Rep. Johnson’s letter was signed by Georgia Sens. Johnny Isakson and Saxby Chambliss, and Reps. John Barrow, Sanford Bishop, Paul Broun, Doug Collins, Phil Gingrey, Tom Graves, John Lewis, Tom Price, Austin Scott, David Scott and Lynn Westmoreland.
The Fort McPherson Commissary is scheduled to close Sept. 30, 2013.
“The commissary at Fort McPherson serves thousands of veterans and service members across northeast Georgia, including metro Atlanta,” the letter said. “These heroes have earned this benefit through service to our nation. In these difficult economic times, with veterans and service members facing the impact of sequestration, reduced benefits, and the effects of two recent wars, it is deeply disappointing that the Department would make the decision to deprive Atlanta-area veterans of a commissary.”
The following press release comes from The American Legion:
The report, entitled “The War Within,” includes findings and recommendations based on comprehensive research, conducted from January 2011 to February 2013, by an American Legion ad hoc committee chaired by William Detweiler, past national commander of the Legion.
Detweiler said the report shows that while the Department of Defense (DoD) and the Department of Veterans Affairs (VA) use a number of traditional medical treatments for TBI and PTSD cases, “they have not done a lot of research on alternative methods. There’s no simple answer to what works as far as PTSD or TBI is concerned, but we found that the (DoD and VA) medical profession shied away from certain things which they considered to be alternative medicine.”
For example, Detweiler said that hyperbaric oxygen therapy (HBOT) is one alternative treatment that “works for some people. It’s not the answer for everybody, but (DoD and VA) have shied away from putting any serious money into doing studies.”
Key findings from the Legion’s report include:
• Currently, VA and DoD have no well-defined approach to the treatment of TBI; providers are merely treating the symptoms.
• Initial attempts to diagnose TBI is often complicated by the clinical overlap of TBI with PTSD and substance-abuse disorder.
• VA and DoD research studies are lacking for new, innovative and non-pharmacological treatments, such as virtual reality therapy, HBOT and other complementary/alternative medicine therapies.
• DoD and VA have no fast-track mechanisms for employing innovative or novel therapies in a standardized way.
The report recommended that:
1. Congress should provide oversight and funding to VA and DoD for innovative TBI and PTSD research currently used in the private sector.
2. Congress should increase DoD and VA budgets to improve the research, screening, diagnosis and treatment of TBI and PTSD, and to develop joint offices for research collaboration.

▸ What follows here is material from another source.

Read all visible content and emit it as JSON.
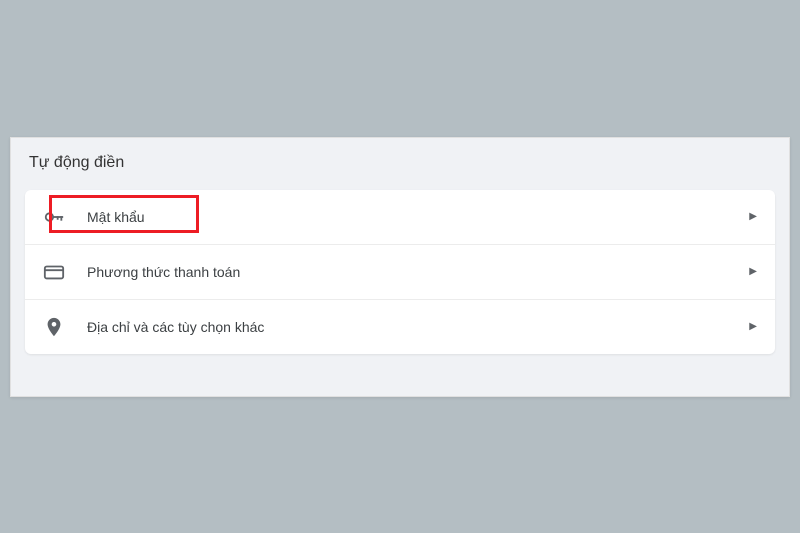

3. DoD and VA need to accelerate their research efforts to properly diagnose and develop evidence-based treatments for TBI and PTSD.
4. Service members and veterans suffering from TBI and PTSD should not be prescribed medications that are not FDA-approved; those participating in research studies should give their consent and be provided with the disclosure of any negative effects associated with the treatment.
• Send letters to Sgt. Shaft, c/o John Fales, P.O. Box 65900, Washington, D.C. 20035-5900; fax 301/622-3330, call 202/257-5446 or email firstname.lastname@example.org.
Sgt. Shaft was hatched in April of 1982 at the home of the veterans' newspaper, Stars & Stripes, in Washington, D.C. This moniker combines the name of its creator, John Fales, Marine MOS in Vietnam and "Scout Sgt.," with the military expression when wronged, "Shafted."
Sgt. Shaft's wry sense of humor, empathy for the underdog, and strong love of country and fellow veterans closely mirror the nature of its creator.
In addition to writing the column, John Fales is President of the Blinded American Veterans Foundation. His decorations include Purple Heart, Vietnam Service Medal, Vietnam Campaign Medal, National Defense Service Medal, Armed Forces Expeditionary Service Medal, New York State Conspicuous Service Medal, Presidential Unit Citation, Combat Action Ribbon, and South Vietnamese Cross of Gallantry. Sgt. Shaft has no twin.